While the game doesn’t have any power-ups per se, as you play through it new mechanics do come into play; kiting enemies, explosive barrels, new enemy types. All of these are introduced in carefully set up, controlled environments. There’s even several points where these techniques are reiterated, with the chargeable punch frequently being reminded by the game blocking your route with shatter-able, fissile walls dotted throughout the levels. The charged punch is a very effective counter measure to a lot of the tougher enemies, and can certainly save your shotgun ammo if used properly; that and the ability to shoot through tiny windows – hitting enemies from well out of reach – is especially useful in keeping the protagonist alive and kicking.
I’ve been as subtle as I can about the story throughout this review, which is obviously quite a tough thing to do when it is the main driving force behind the game, and most of the stations, and backgrounds, give hints at a curious past that doesn’t quite make sense. A richly explained society with slightly Russian names, and historical tributes, but a population with heavily Westernised names. An industry focused country that demonises the settlers of a century ago. A country where none of the towns or cities share a name with any city we know, where only one instance of literature matches currently extant work; The Strugatsky Brother’s ‘Roadside Picnic’.
The setting is rich, the audio is eerie when needed, and the plot twists are played out in a precise enough manner that the one-sided conversations rattled around in my head afterwards, and still left enough room for interpretation that it stuck with me after I finished up with the game.
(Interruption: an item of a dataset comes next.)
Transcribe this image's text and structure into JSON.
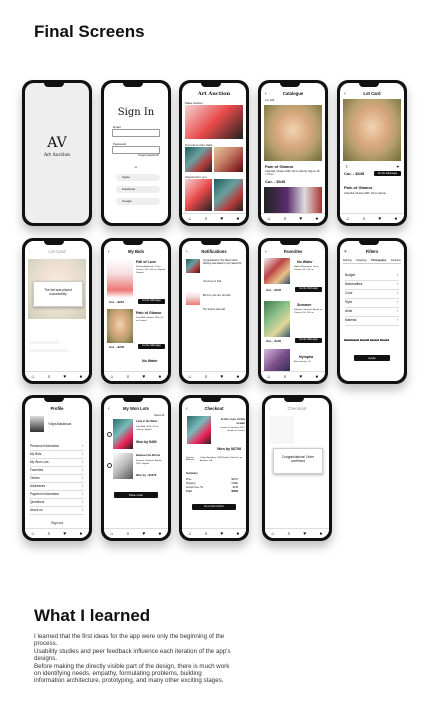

Visually, I was really impressed with what the team managed with the layered parallax backgrounds, several story moments that took place outside of the train were punctuated with the mutterings of the passengers, and it all tied together really well. Some of the level designs were also very clever, the mountainside manor of a millionaire, a town with a bunker network below, and a city built at the feet of a giant statue were three environments I wouldn’t expect to have been done so well, let alone in the same game.
Unfortunately, outside of returning for elements of the story that have been missed, there is little replayability and no extra modes after completion of the 6~ hour campaign. Although, for the asking price and the quality I would argue that even now it is extremely worth buying.
In addition, the developers have been very active within the community on Steam, which always bodes well for updates and later content; I would gladly pay to add a large complex with a wave defence mode, or even more challenging game modes, and even *goodness me* a co-operative mode – the game is nigh on perfect for it.